=== Supplied entries ===
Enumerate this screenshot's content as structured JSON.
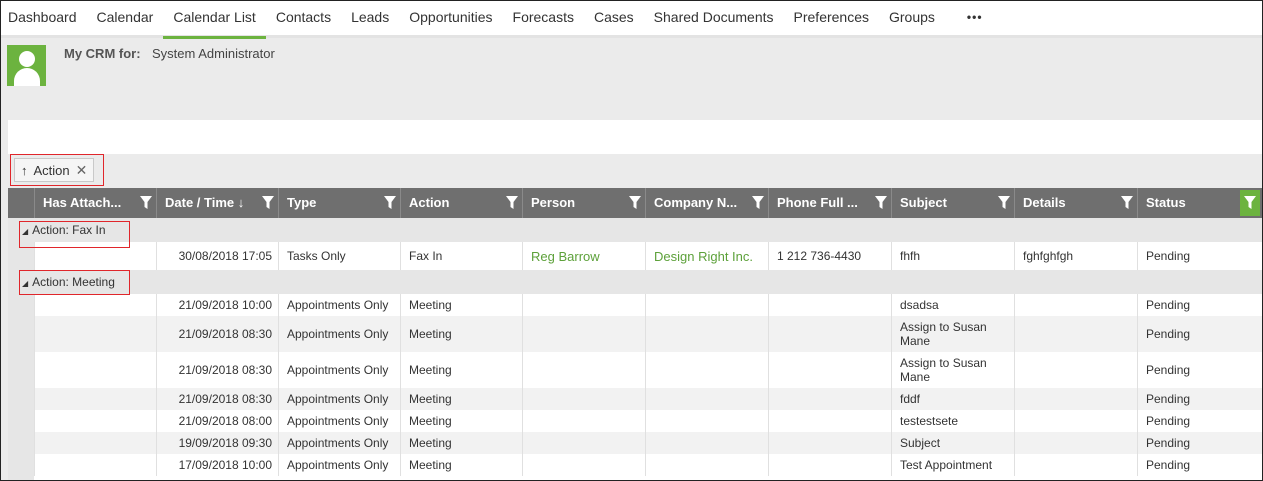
{
  "nav": {
    "items": [
      "Dashboard",
      "Calendar",
      "Calendar List",
      "Contacts",
      "Leads",
      "Opportunities",
      "Forecasts",
      "Cases",
      "Shared Documents",
      "Preferences",
      "Groups"
    ],
    "more": "•••"
  },
  "header": {
    "crm_label": "My CRM for:",
    "user_name": "System Administrator"
  },
  "group_chip": {
    "arrow": "↑",
    "label": "Action",
    "close": "✕"
  },
  "columns": [
    "Has Attach...",
    "Date / Time ↓",
    "Type",
    "Action",
    "Person",
    "Company N...",
    "Phone Full ...",
    "Subject",
    "Details",
    "Status"
  ],
  "groups": [
    {
      "label": "Action: Fax In",
      "rows": [
        {
          "date": "30/08/2018 17:05",
          "type": "Tasks Only",
          "action": "Fax In",
          "person": "Reg Barrow",
          "company": "Design Right Inc.",
          "phone": "1 212 736-4430",
          "subject": "fhfh",
          "details": "fghfghfgh",
          "status": "Pending"
        }
      ]
    },
    {
      "label": "Action: Meeting",
      "rows": [
        {
          "date": "21/09/2018 10:00",
          "type": "Appointments Only",
          "action": "Meeting",
          "person": "",
          "company": "",
          "phone": "",
          "subject": "dsadsa",
          "details": "",
          "status": "Pending"
        },
        {
          "date": "21/09/2018 08:30",
          "type": "Appointments Only",
          "action": "Meeting",
          "person": "",
          "company": "",
          "phone": "",
          "subject": "Assign to Susan Mane",
          "details": "",
          "status": "Pending"
        },
        {
          "date": "21/09/2018 08:30",
          "type": "Appointments Only",
          "action": "Meeting",
          "person": "",
          "company": "",
          "phone": "",
          "subject": "Assign to Susan Mane",
          "details": "",
          "status": "Pending"
        },
        {
          "date": "21/09/2018 08:30",
          "type": "Appointments Only",
          "action": "Meeting",
          "person": "",
          "company": "",
          "phone": "",
          "subject": "fddf",
          "details": "",
          "status": "Pending"
        },
        {
          "date": "21/09/2018 08:00",
          "type": "Appointments Only",
          "action": "Meeting",
          "person": "",
          "company": "",
          "phone": "",
          "subject": "testestsete",
          "details": "",
          "status": "Pending"
        },
        {
          "date": "19/09/2018 09:30",
          "type": "Appointments Only",
          "action": "Meeting",
          "person": "",
          "company": "",
          "phone": "",
          "subject": "Subject",
          "details": "",
          "status": "Pending"
        },
        {
          "date": "17/09/2018 10:00",
          "type": "Appointments Only",
          "action": "Meeting",
          "person": "",
          "company": "",
          "phone": "",
          "subject": "Test Appointment",
          "details": "",
          "status": "Pending"
        }
      ]
    }
  ],
  "colors": {
    "accent": "#6cb33f",
    "header_bg": "#6f6f6f",
    "highlight": "#e0262b"
  },
  "icons": {
    "filter": "filter-icon",
    "avatar": "user-avatar-icon"
  }
}
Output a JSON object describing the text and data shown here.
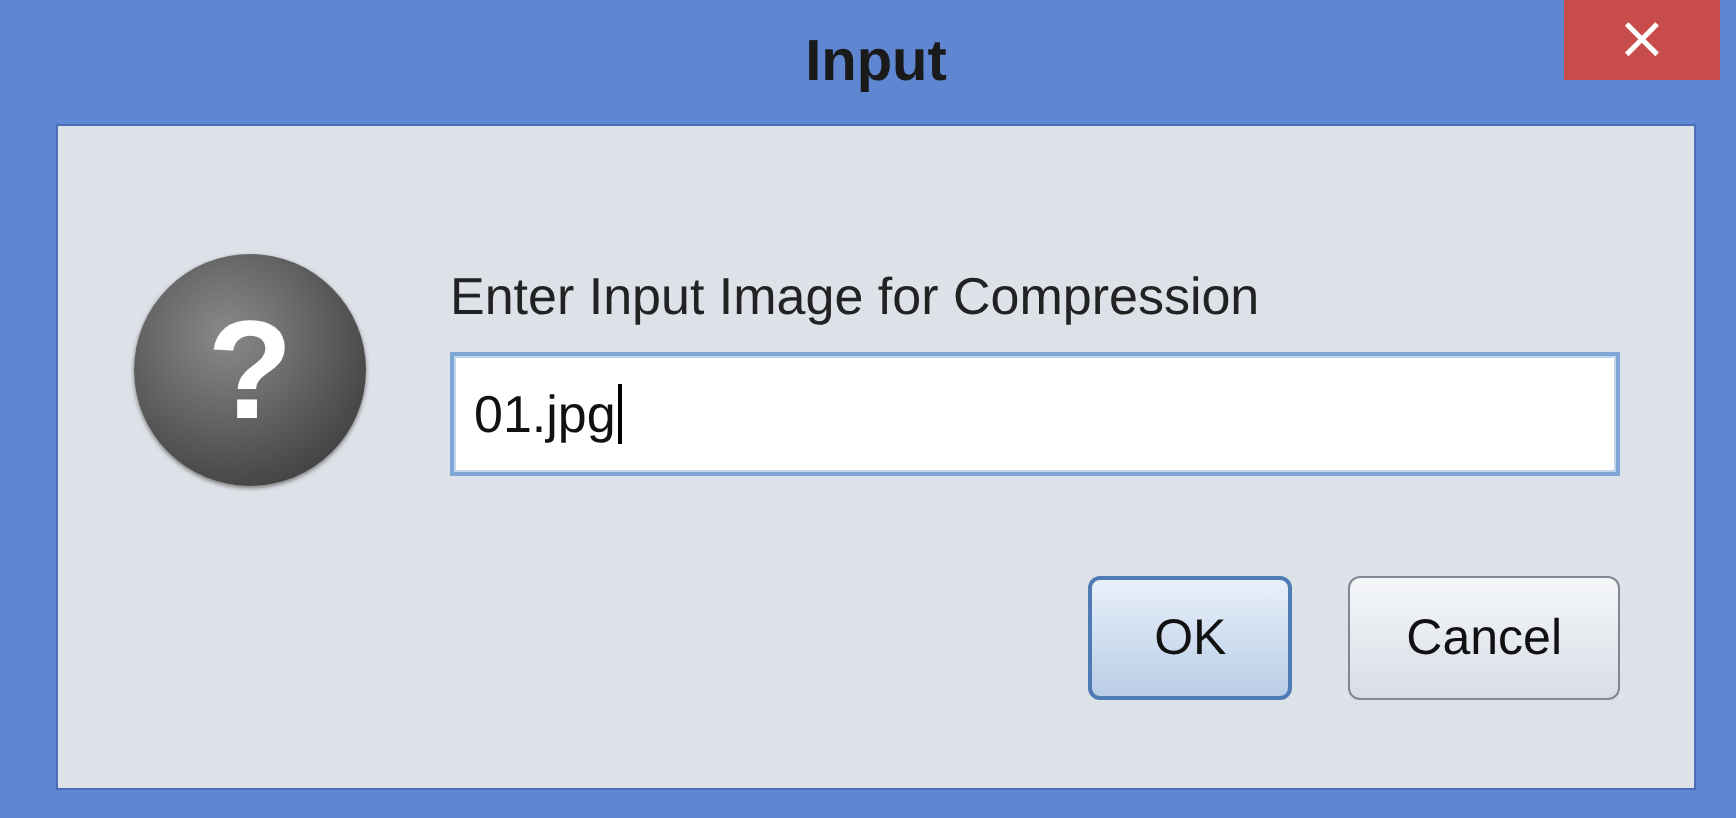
{
  "window": {
    "title": "Input",
    "close_glyph": "×"
  },
  "icon": {
    "glyph": "?"
  },
  "message": "Enter Input Image for Compression",
  "field": {
    "value": "01.jpg",
    "focused": true
  },
  "buttons": [
    {
      "label": "OK",
      "default": true
    },
    {
      "label": "Cancel",
      "default": false
    }
  ]
}
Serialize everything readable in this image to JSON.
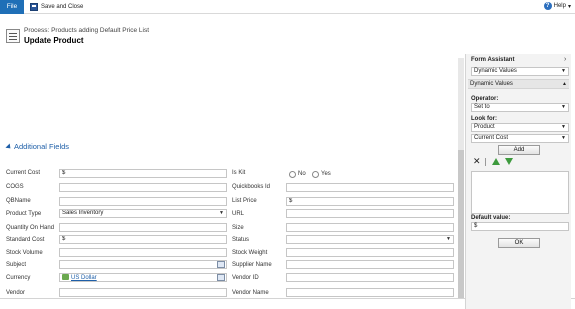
{
  "ribbon": {
    "file_label": "File",
    "save_close_label": "Save and Close",
    "help_label": "Help"
  },
  "header": {
    "process_text": "Process: Products adding Default Price List",
    "form_title": "Update Product"
  },
  "section": {
    "title": "Additional Fields"
  },
  "fields_left": [
    {
      "label": "Current Cost",
      "value": "$"
    },
    {
      "label": "COGS",
      "value": ""
    },
    {
      "label": "QBName",
      "value": ""
    },
    {
      "label": "Product Type",
      "value": "Sales Inventory"
    },
    {
      "label": "Quantity On Hand",
      "value": ""
    },
    {
      "label": "Standard Cost",
      "value": "$"
    },
    {
      "label": "Stock Volume",
      "value": ""
    },
    {
      "label": "Subject",
      "value": ""
    },
    {
      "label": "Currency",
      "value": "US Dollar"
    },
    {
      "label": "Vendor",
      "value": ""
    }
  ],
  "fields_right": [
    {
      "label": "Is Kit",
      "value": ""
    },
    {
      "label": "Quickbooks Id",
      "value": ""
    },
    {
      "label": "List Price",
      "value": "$"
    },
    {
      "label": "URL",
      "value": ""
    },
    {
      "label": "Size",
      "value": ""
    },
    {
      "label": "Status",
      "value": ""
    },
    {
      "label": "Stock Weight",
      "value": ""
    },
    {
      "label": "Supplier Name",
      "value": ""
    },
    {
      "label": "Vendor ID",
      "value": ""
    },
    {
      "label": "Vendor Name",
      "value": ""
    }
  ],
  "is_kit_options": [
    "No",
    "Yes"
  ],
  "form_assistant": {
    "title": "Form Assistant",
    "top_select": "Dynamic Values",
    "subheader": "Dynamic Values",
    "operator_label": "Operator:",
    "operator_value": "Set to",
    "look_for_label": "Look for:",
    "look_for_entity": "Product",
    "look_for_field": "Current Cost",
    "add_label": "Add",
    "default_value_label": "Default value:",
    "default_value": "$",
    "ok_label": "OK"
  },
  "colors": {
    "accent": "#1f6fb7",
    "section_title": "#1e5fa8",
    "panel_bg": "#f3f3f3"
  }
}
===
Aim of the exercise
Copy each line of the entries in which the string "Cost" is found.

Answer section
      "label": "Current Cost",
      "label": "Standard Cost",
    "look_for_field": "Current Cost",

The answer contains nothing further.